### Exercise directions:
Every entry must be output exactly as it was written.

### Source material:
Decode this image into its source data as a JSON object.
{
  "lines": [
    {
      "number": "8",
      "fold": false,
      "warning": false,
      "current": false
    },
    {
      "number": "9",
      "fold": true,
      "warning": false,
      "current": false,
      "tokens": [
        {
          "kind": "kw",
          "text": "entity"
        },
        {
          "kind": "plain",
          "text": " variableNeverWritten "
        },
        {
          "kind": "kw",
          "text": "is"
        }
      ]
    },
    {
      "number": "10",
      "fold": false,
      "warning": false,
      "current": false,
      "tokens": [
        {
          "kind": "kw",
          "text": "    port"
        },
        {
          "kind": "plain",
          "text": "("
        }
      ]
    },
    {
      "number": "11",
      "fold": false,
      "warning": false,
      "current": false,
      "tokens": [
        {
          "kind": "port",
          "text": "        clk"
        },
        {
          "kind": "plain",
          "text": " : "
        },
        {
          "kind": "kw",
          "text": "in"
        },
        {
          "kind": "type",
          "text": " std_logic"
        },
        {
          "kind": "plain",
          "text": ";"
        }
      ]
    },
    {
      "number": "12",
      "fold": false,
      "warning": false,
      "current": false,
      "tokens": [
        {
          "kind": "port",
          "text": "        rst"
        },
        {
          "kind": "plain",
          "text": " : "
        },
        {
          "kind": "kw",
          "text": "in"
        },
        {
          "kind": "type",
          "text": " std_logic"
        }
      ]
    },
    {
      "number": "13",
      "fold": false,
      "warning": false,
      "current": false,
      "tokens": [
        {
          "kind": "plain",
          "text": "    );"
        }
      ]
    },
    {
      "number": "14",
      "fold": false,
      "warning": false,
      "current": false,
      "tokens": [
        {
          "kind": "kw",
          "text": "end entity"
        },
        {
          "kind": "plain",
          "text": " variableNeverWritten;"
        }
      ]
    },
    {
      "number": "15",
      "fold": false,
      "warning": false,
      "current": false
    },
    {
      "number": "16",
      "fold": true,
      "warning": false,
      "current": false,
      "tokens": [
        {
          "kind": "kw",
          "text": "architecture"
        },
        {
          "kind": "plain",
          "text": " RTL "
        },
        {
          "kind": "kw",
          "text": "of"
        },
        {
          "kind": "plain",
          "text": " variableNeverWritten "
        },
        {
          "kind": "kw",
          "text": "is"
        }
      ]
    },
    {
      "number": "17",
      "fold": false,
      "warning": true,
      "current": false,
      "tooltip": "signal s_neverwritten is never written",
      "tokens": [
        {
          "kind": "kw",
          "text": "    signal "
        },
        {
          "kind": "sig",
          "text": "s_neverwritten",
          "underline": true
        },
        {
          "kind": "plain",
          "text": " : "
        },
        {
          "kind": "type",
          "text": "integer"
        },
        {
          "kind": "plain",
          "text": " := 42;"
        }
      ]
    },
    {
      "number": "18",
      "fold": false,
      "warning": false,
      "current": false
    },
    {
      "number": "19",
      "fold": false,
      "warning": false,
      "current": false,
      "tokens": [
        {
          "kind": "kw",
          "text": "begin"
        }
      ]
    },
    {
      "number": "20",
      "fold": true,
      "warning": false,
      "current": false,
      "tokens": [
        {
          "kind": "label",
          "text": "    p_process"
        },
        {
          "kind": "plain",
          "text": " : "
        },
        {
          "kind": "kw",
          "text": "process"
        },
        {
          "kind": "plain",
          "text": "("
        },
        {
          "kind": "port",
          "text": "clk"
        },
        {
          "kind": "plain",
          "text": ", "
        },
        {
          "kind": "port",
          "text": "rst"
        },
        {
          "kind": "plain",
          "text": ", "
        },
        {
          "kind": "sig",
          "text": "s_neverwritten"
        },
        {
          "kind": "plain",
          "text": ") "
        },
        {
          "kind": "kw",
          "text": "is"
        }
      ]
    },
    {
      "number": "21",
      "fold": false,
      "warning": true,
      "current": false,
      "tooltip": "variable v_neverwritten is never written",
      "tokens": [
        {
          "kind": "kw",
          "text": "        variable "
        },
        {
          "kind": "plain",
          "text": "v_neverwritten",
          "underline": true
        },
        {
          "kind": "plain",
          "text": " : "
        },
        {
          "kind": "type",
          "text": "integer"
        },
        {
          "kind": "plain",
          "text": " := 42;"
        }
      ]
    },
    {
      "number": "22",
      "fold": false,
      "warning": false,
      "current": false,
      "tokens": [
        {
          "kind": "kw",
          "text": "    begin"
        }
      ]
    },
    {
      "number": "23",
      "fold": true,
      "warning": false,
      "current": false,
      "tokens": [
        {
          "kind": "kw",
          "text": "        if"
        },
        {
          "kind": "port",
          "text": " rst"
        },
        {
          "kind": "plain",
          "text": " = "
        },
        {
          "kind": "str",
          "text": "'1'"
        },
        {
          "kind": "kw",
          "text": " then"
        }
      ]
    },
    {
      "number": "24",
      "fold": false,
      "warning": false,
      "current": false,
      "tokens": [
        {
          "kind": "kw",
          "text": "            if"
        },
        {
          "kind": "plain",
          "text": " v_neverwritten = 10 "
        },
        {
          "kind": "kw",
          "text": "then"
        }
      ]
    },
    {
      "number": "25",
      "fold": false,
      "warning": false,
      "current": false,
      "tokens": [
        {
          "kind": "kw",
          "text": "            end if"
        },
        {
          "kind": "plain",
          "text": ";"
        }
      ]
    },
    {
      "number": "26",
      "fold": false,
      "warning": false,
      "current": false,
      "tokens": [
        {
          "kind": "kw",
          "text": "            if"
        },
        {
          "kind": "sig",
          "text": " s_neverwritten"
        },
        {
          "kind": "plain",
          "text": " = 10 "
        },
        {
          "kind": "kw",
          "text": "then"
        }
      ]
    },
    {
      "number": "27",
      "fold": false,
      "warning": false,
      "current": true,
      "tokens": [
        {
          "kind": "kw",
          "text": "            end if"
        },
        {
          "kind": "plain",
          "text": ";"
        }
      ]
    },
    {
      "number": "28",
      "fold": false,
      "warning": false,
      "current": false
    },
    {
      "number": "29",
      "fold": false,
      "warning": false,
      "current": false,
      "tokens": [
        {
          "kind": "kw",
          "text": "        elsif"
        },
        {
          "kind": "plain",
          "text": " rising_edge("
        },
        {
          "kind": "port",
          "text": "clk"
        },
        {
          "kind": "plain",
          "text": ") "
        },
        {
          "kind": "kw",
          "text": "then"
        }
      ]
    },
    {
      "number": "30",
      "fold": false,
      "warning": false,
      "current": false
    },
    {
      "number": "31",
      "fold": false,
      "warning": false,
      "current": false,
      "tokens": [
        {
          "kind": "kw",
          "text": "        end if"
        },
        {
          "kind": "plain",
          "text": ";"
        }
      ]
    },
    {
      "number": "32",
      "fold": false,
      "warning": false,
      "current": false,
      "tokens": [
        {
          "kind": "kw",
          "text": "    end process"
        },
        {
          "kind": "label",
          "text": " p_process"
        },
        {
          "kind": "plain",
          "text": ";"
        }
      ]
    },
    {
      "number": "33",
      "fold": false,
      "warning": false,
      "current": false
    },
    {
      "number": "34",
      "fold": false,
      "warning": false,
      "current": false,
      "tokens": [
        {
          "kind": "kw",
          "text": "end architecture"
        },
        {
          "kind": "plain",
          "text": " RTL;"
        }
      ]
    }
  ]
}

### Exercise solution:
Decode this image into its source data as a JSON object.
{
  "lines": [
    {
      "number": "8",
      "fold": false,
      "warning": false,
      "current": false
    },
    {
      "number": "9",
      "fold": true,
      "warning": false,
      "current": false,
      "tokens": [
        {
          "kind": "kw",
          "text": "entity"
        },
        {
          "kind": "plain",
          "text": " variableNeverWritten "
        },
        {
          "kind": "kw",
          "text": "is"
        }
      ]
    },
    {
      "number": "10",
      "fold": false,
      "warning": false,
      "current": false,
      "tokens": [
        {
          "kind": "kw",
          "text": "    port"
        },
        {
          "kind": "plain",
          "text": "("
        }
      ]
    },
    {
      "number": "11",
      "fold": false,
      "warning": false,
      "current": false,
      "tokens": [
        {
          "kind": "port",
          "text": "        clk"
        },
        {
          "kind": "plain",
          "text": " : "
        },
        {
          "kind": "kw",
          "text": "in"
        },
        {
          "kind": "type",
          "text": " std_logic"
        },
        {
          "kind": "plain",
          "text": ";"
        }
      ]
    },
    {
      "number": "12",
      "fold": false,
      "warning": false,
      "current": false,
      "tokens": [
        {
          "kind": "port",
          "text": "        rst"
        },
        {
          "kind": "plain",
          "text": " : "
        },
        {
          "kind": "kw",
          "text": "in"
        },
        {
          "kind": "type",
          "text": " std_logic"
        }
      ]
    },
    {
      "number": "13",
      "fold": false,
      "warning": false,
      "current": false,
      "tokens": [
        {
          "kind": "plain",
          "text": "    );"
        }
      ]
    },
    {
      "number": "14",
      "fold": false,
      "warning": false,
      "current": false,
      "tokens": [
        {
          "kind": "kw",
          "text": "end entity"
        },
        {
          "kind": "plain",
          "text": " variableNeverWritten;"
        }
      ]
    },
    {
      "number": "15",
      "fold": false,
      "warning": false,
      "current": false
    },
    {
      "number": "16",
      "fold": true,
      "warning": false,
      "current": false,
      "tokens": [
        {
          "kind": "kw",
          "text": "architecture"
        },
        {
          "kind": "plain",
          "text": " RTL "
        },
        {
          "kind": "kw",
          "text": "of"
        },
        {
          "kind": "plain",
          "text": " variableNeverWritten "
        },
        {
          "kind": "kw",
          "text": "is"
        }
      ]
    },
    {
      "number": "17",
      "fold": false,
      "warning": true,
      "current": false,
      "tooltip": "signal s_neverwritten is never written",
      "tokens": [
        {
          "kind": "kw",
          "text": "    signal "
        },
        {
          "kind": "sig",
          "text": "s_neverwritten",
          "underline": true
        },
        {
          "kind": "plain",
          "text": " : "
        },
        {
          "kind": "type",
          "text": "integer"
        },
        {
          "kind": "plain",
          "text": " := 42;"
        }
      ]
    },
    {
      "number": "18",
      "fold": false,
      "warning": false,
      "current": false
    },
    {
      "number": "19",
      "fold": false,
      "warning": false,
      "current": false,
      "tokens": [
        {
          "kind": "kw",
          "text": "begin"
        }
      ]
    },
    {
      "number": "20",
      "fold": true,
      "warning": false,
      "current": false,
      "tokens": [
        {
          "kind": "label",
          "text": "    p_process"
        },
        {
          "kind": "plain",
          "text": " : "
        },
        {
          "kind": "kw",
          "text": "process"
        },
        {
          "kind": "plain",
          "text": "("
        },
        {
          "kind": "port",
          "text": "clk"
        },
        {
          "kind": "plain",
          "text": ", "
        },
        {
          "kind": "port",
          "text": "rst"
        },
        {
          "kind": "plain",
          "text": ", "
        },
        {
          "kind": "sig",
          "text": "s_neverwritten"
        },
        {
          "kind": "plain",
          "text": ") "
        },
        {
          "kind": "kw",
          "text": "is"
        }
      ]
    },
    {
      "number": "21",
      "fold": false,
      "warning": true,
      "current": false,
      "tooltip": "variable v_neverwritten is never written",
      "tokens": [
        {
          "kind": "kw",
          "text": "        variable "
        },
        {
          "kind": "plain",
          "text": "v_neverwritten",
          "underline": true
        },
        {
          "kind": "plain",
          "text": " : "
        },
        {
          "kind": "type",
          "text": "integer"
        },
        {
          "kind": "plain",
          "text": " := 42;"
        }
      ]
    },
    {
      "number": "22",
      "fold": false,
      "warning": false,
      "current": false,
      "tokens": [
        {
          "kind": "kw",
          "text": "    begin"
        }
      ]
    },
    {
      "number": "23",
      "fold": true,
      "warning": false,
      "current": false,
      "tokens": [
        {
          "kind": "kw",
          "text": "        if"
        },
        {
          "kind": "port",
          "text": " rst"
        },
        {
          "kind": "plain",
          "text": " = "
        },
        {
          "kind": "str",
          "text": "'1'"
        },
        {
          "kind": "kw",
          "text": " then"
        }
      ]
    },
    {
      "number": "24",
      "fold": false,
      "warning": false,
      "current": false,
      "tokens": [
        {
          "kind": "kw",
          "text": "            if"
        },
        {
          "kind": "plain",
          "text": " v_neverwritten = 10 "
        },
        {
          "kind": "kw",
          "text": "then"
        }
      ]
    },
    {
      "number": "25",
      "fold": false,
      "warning": false,
      "current": false,
      "tokens": [
        {
          "kind": "kw",
          "text": "            end if"
        },
        {
          "kind": "plain",
          "text": ";"
        }
      ]
    },
    {
      "number": "26",
      "fold": false,
      "warning": false,
      "current": false,
      "tokens": [
        {
          "kind": "kw",
          "text": "            if"
        },
        {
          "kind": "sig",
          "text": " s_neverwritten"
        },
        {
          "kind": "plain",
          "text": " = 10 "
        },
        {
          "kind": "kw",
          "text": "then"
        }
      ]
    },
    {
      "number": "27",
      "fold": false,
      "warning": false,
      "current": true,
      "tokens": [
        {
          "kind": "kw",
          "text": "            end if"
        },
        {
          "kind": "plain",
          "text": ";"
        }
      ]
    },
    {
      "number": "28",
      "fold": false,
      "warning": false,
      "current": false
    },
    {
      "number": "29",
      "fold": false,
      "warning": false,
      "current": false,
      "tokens": [
        {
          "kind": "kw",
          "text": "        elsif"
        },
        {
          "kind": "plain",
          "text": " rising_edge("
        },
        {
          "kind": "port",
          "text": "clk"
        },
        {
          "kind": "plain",
          "text": ") "
        },
        {
          "kind": "kw",
          "text": "then"
        }
      ]
    },
    {
      "number": "30",
      "fold": false,
      "warning": false,
      "current": false
    },
    {
      "number": "31",
      "fold": false,
      "warning": false,
      "current": false,
      "tokens": [
        {
          "kind": "kw",
          "text": "        end if"
        },
        {
          "kind": "plain",
          "text": ";"
        }
      ]
    },
    {
      "number": "32",
      "fold": false,
      "warning": false,
      "current": false,
      "tokens": [
        {
          "kind": "kw",
          "text": "    end process"
        },
        {
          "kind": "label",
          "text": " p_process"
        },
        {
          "kind": "plain",
          "text": ";"
        }
      ]
    },
    {
      "number": "33",
      "fold": false,
      "warning": false,
      "current": false
    },
    {
      "number": "34",
      "fold": false,
      "warning": false,
      "current": false,
      "tokens": [
        {
          "kind": "kw",
          "text": "end architecture"
        },
        {
          "kind": "plain",
          "text": " RTL;"
        }
      ]
    }
  ]
}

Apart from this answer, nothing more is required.